Another was a thick, serpentlike monster with a long series of vertebrae. Says Smith, who was working on it weeks ago, "It's basically a piece of cardboard that I've turned into a tube and bound together, so there are ribs all along, and then there's a face connected."
"There was a time when I basically did all of this stuff myself, and I would have a few volunteers who would come in from time to time to help," says Hopkins. "But now we have an actual build crew who are here many days of the week, putting in hours and hours and hours, and all with enough design and build experience and instinct that you can do things like say, 'This guy, he's gonna be kind of a combination of a weasel and a grasshopper and a larva.'"

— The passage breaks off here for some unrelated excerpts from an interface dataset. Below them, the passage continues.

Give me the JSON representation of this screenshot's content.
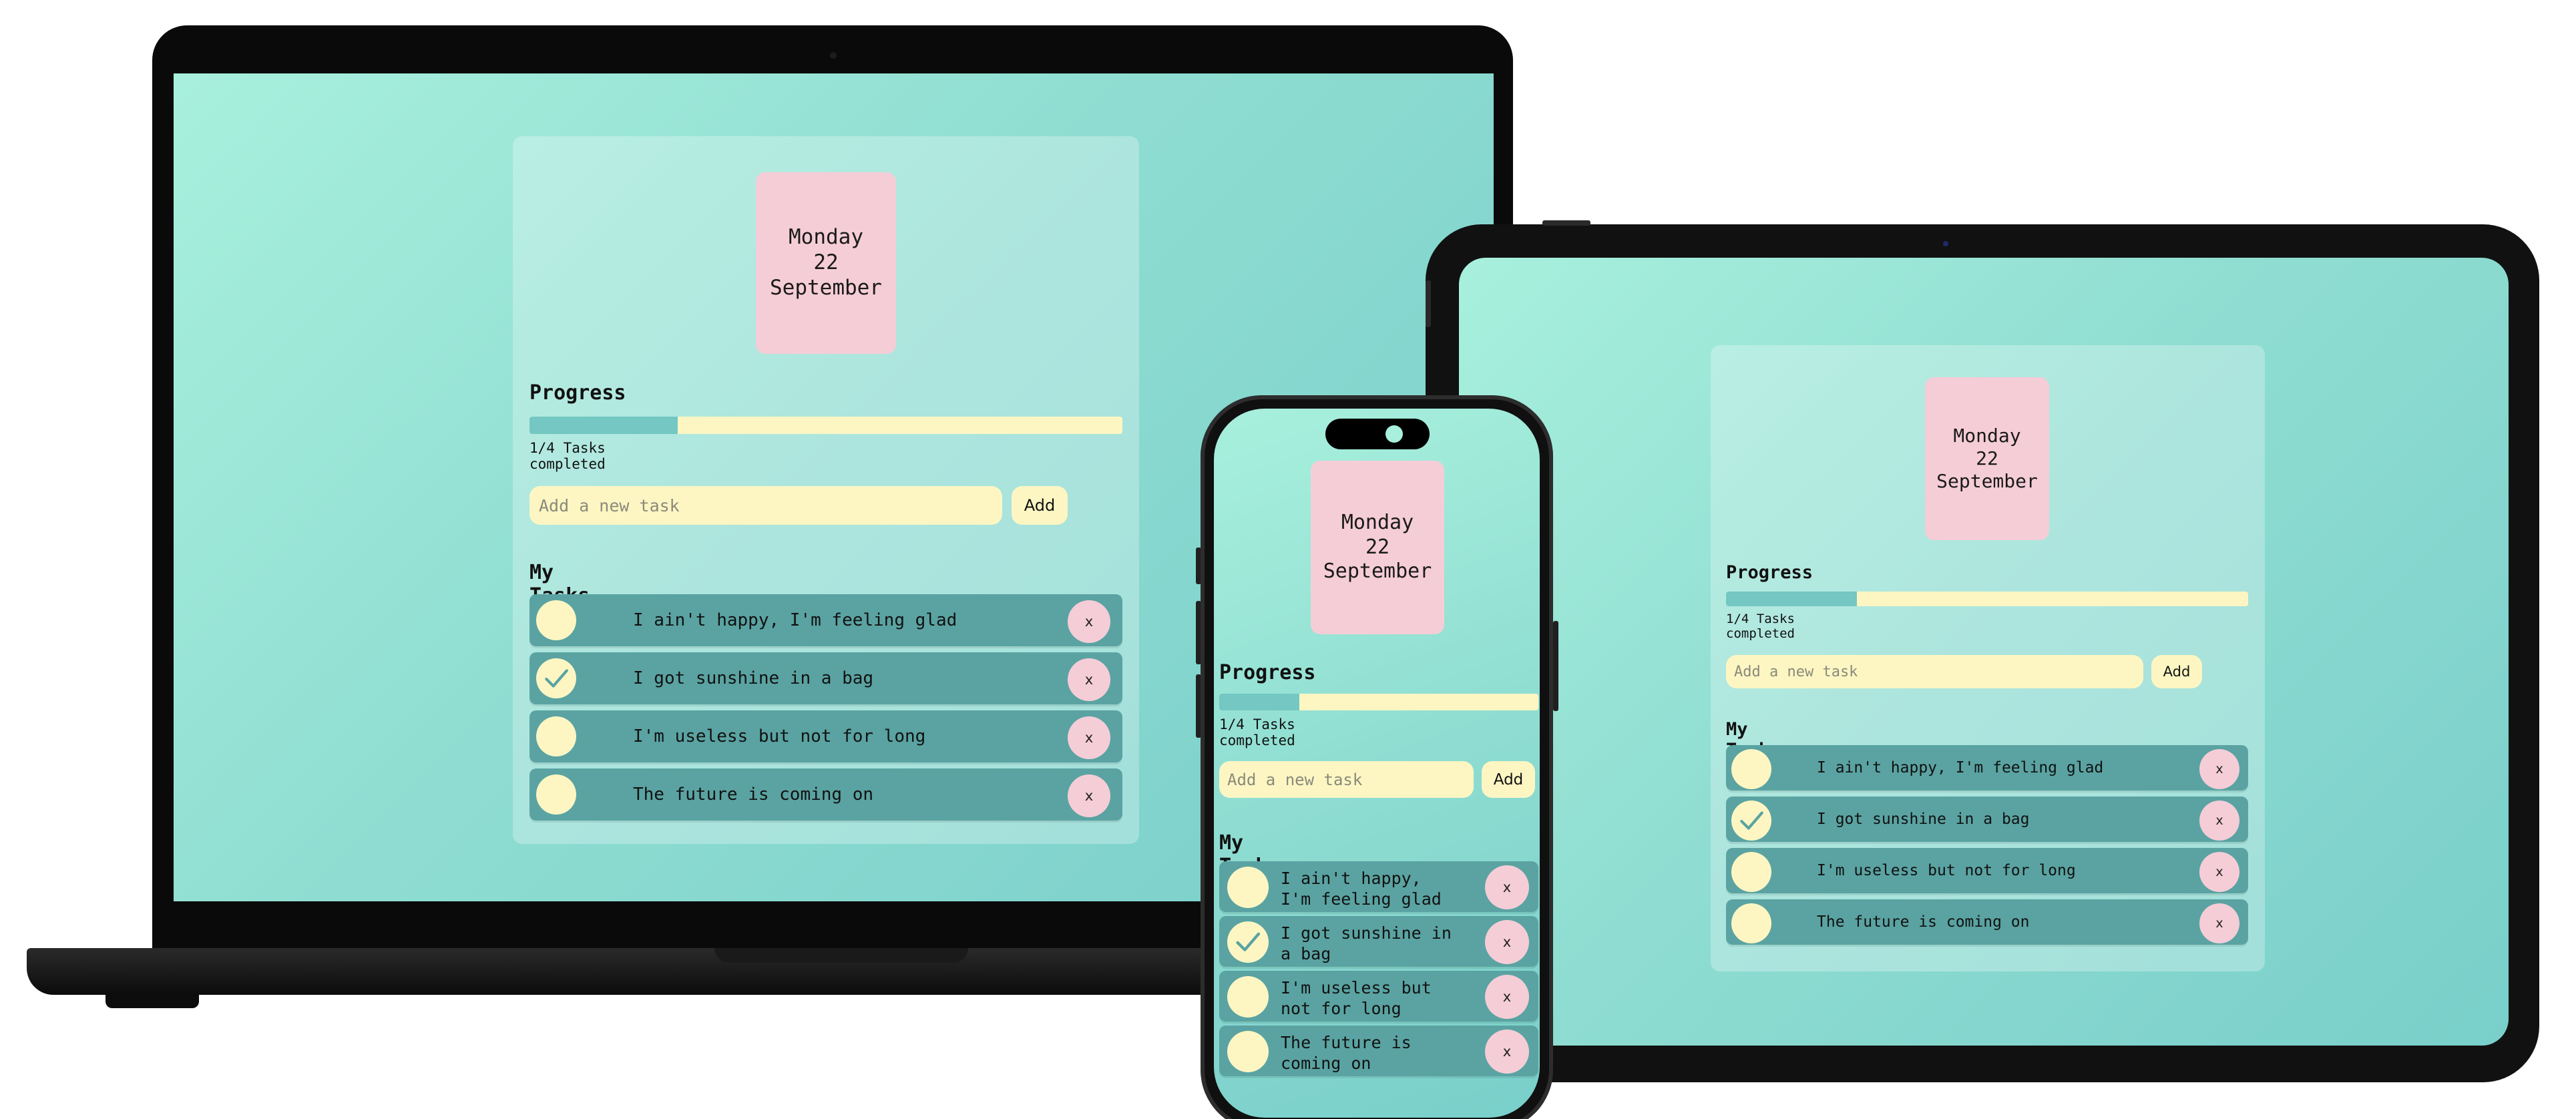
{
  "app": {
    "date": {
      "weekday": "Monday",
      "day": "22",
      "month": "September"
    },
    "progress_title": "Progress",
    "progress_fraction": 0.25,
    "progress_caption": "1/4 Tasks completed",
    "new_task_placeholder": "Add a new task",
    "add_label": "Add",
    "tasks_title": "My Tasks",
    "delete_label": "x",
    "tasks": [
      {
        "text": "I ain't happy, I'm feeling glad",
        "done": false
      },
      {
        "text": "I got sunshine in a bag",
        "done": true
      },
      {
        "text": "I'm useless but not for long",
        "done": false
      },
      {
        "text": "The future is coming on",
        "done": false
      }
    ]
  },
  "colors": {
    "screen_bg_start": "#a8f0dd",
    "screen_bg_end": "#79cfca",
    "card_bg": "#b3e8e0",
    "date_tile": "#f5cdd7",
    "cream": "#fdf6c3",
    "task_row": "#5aa3a2",
    "progress_fill": "#74c7c2",
    "delete_button": "#f5cdd7",
    "checkmark": "#5aa3a2"
  },
  "icons": {
    "completed_check": "checkmark-icon"
  }
}
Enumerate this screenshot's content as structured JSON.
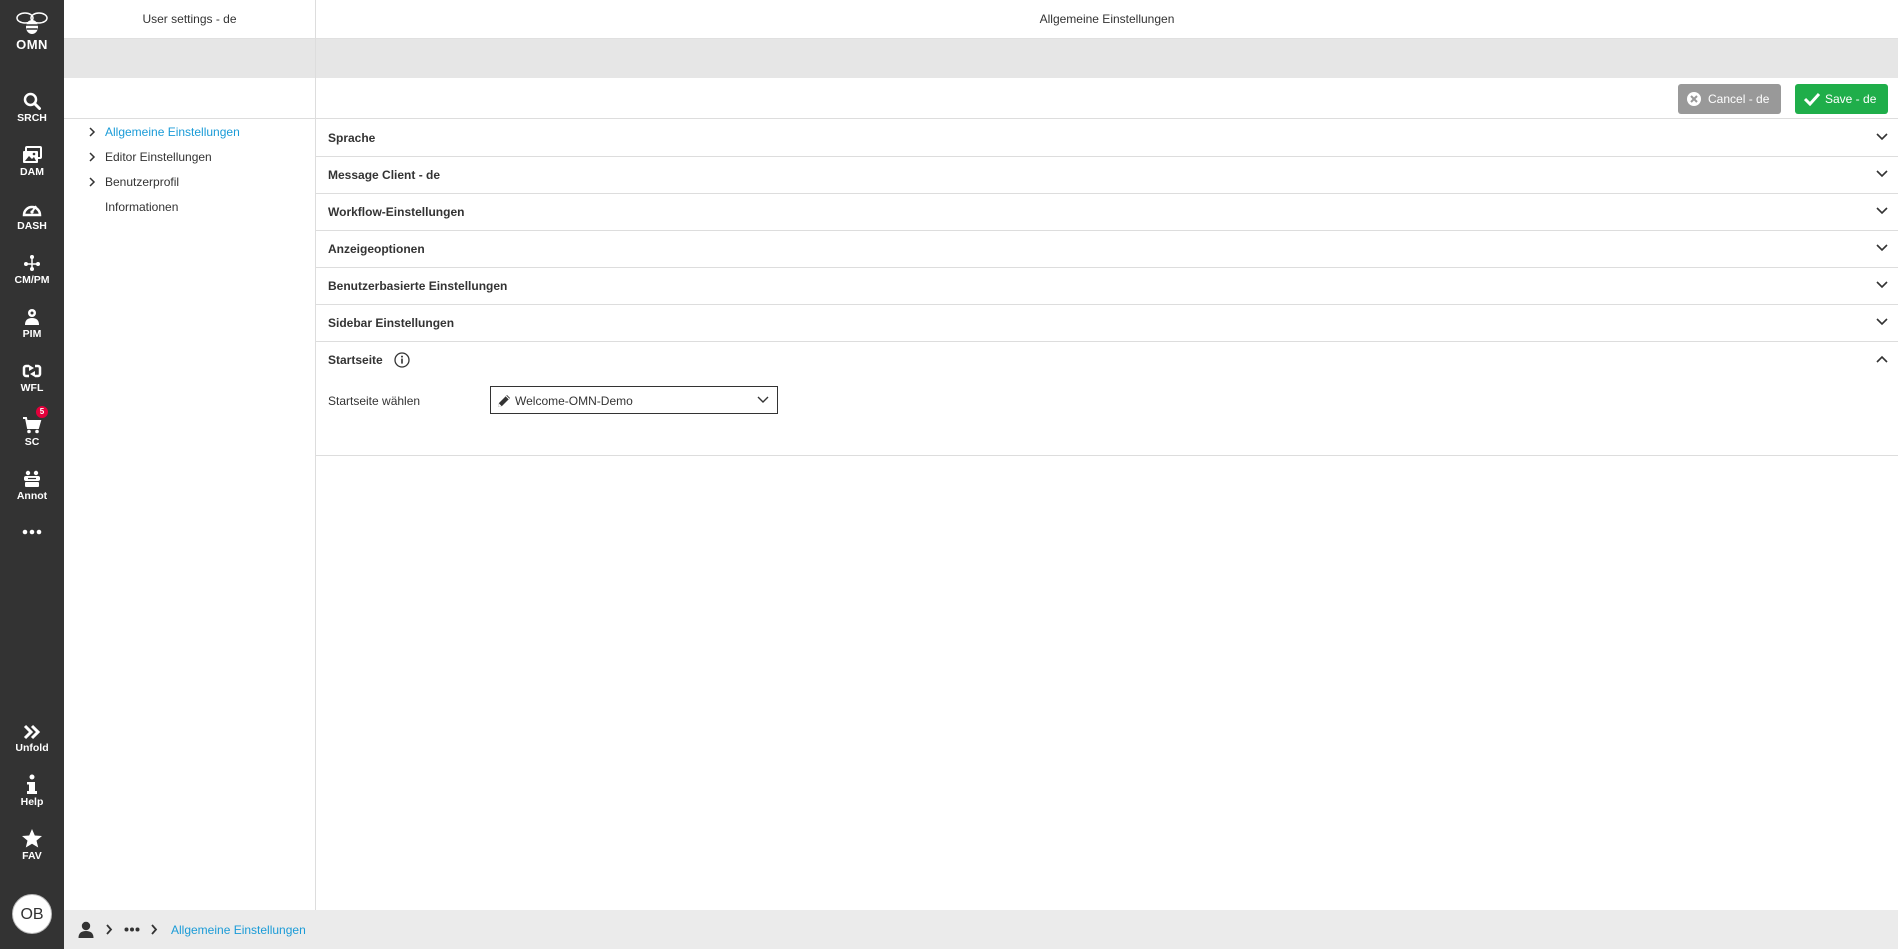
{
  "rail": {
    "logo_text": "OMN",
    "items": [
      {
        "label": "SRCH",
        "icon": "search-icon"
      },
      {
        "label": "DAM",
        "icon": "images-icon"
      },
      {
        "label": "DASH",
        "icon": "dashboard-icon"
      },
      {
        "label": "CM/PM",
        "icon": "network-icon"
      },
      {
        "label": "PIM",
        "icon": "pim-icon"
      },
      {
        "label": "WFL",
        "icon": "workflow-icon"
      },
      {
        "label": "SC",
        "icon": "cart-icon",
        "badge": "5"
      },
      {
        "label": "Annot",
        "icon": "annotation-icon"
      }
    ],
    "more_icon": "more-icon",
    "bottom": [
      {
        "label": "Unfold",
        "icon": "unfold-icon"
      },
      {
        "label": "Help",
        "icon": "info-icon"
      },
      {
        "label": "FAV",
        "icon": "star-icon"
      }
    ],
    "avatar": "OB"
  },
  "left_panel": {
    "title": "User settings - de",
    "tree": [
      {
        "label": "Allgemeine Einstellungen",
        "active": true,
        "expandable": true
      },
      {
        "label": "Editor Einstellungen",
        "active": false,
        "expandable": true
      },
      {
        "label": "Benutzerprofil",
        "active": false,
        "expandable": true
      },
      {
        "label": "Informationen",
        "active": false,
        "expandable": false
      }
    ]
  },
  "main": {
    "title": "Allgemeine Einstellungen",
    "cancel_label": "Cancel - de",
    "save_label": "Save - de",
    "sections": [
      {
        "title": "Sprache",
        "expanded": false
      },
      {
        "title": "Message Client - de",
        "expanded": false
      },
      {
        "title": "Workflow-Einstellungen",
        "expanded": false
      },
      {
        "title": "Anzeigeoptionen",
        "expanded": false
      },
      {
        "title": "Benutzerbasierte Einstellungen",
        "expanded": false
      },
      {
        "title": "Sidebar Einstellungen",
        "expanded": false
      },
      {
        "title": "Startseite",
        "expanded": true
      }
    ],
    "startseite": {
      "field_label": "Startseite wählen",
      "selected": "Welcome-OMN-Demo"
    }
  },
  "footer": {
    "breadcrumb_current": "Allgemeine Einstellungen"
  },
  "colors": {
    "rail_bg": "#333333",
    "accent_link": "#1a9bd7",
    "save_green": "#1fae4a",
    "cancel_gray": "#999999",
    "badge_red": "#e2003b"
  }
}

The artists' work on the puppets alternates with set construction. For The Head, the set contains multiple levels and machinery and gizmos with which the puppets interact, all representing different locations in and aspects of the brain. Many of the items are simple mechanical pieces operated by puppeteers, meant to resemble far more complicated engineering. In this way, the set embodies Trouble Puppet's aesthetic as well as anything else in the room: the high-tech/low-tech combo of building techniques that the company uses.
The construction materials are almost entirely in the low-tech category. A nearby clock shop donates spare gears and bits of machinery, much of it put to decorative ends. Other pieces are literally salvaged and picked up along the way, like a piece of leather cut from a discarded couch. Says James, "Sometimes on our bike over here, we'll be like, 'Oh, look at that thing!' We'll dig in someone's recycling, and we'll find the weirdest-shaped cardboard thing ever."
Trouble Puppet Theater Company has created a style and community full of contradictions. The puppetmakers are a soft-spoken crew of do-no-harm types. (James and Talbot drove to Austin in a school bus that runs on cooking oil.) Bright-eyed and idealistic on the one hand, they operate with dark, fatalistic ideas. The puppets are often sour, distressed characters or, as in The Head, dreamlike creatures, both adorable and spooky. For Trouble Puppet, the art of puppetry, which many assume to be child's play only, becomes a means to explore the complex, troubling forces of consciousness.
The Head continues through Oct. 12, Thursday-Saturday, 8pm; Sunday, 6pm, at Salvage Vanguard Theater, 2803 Manor Rd. For more information, visit www.troublepuppet.com.
For more images of the Trouble Puppeteers in their studio, visit austinchronicle.com/photos.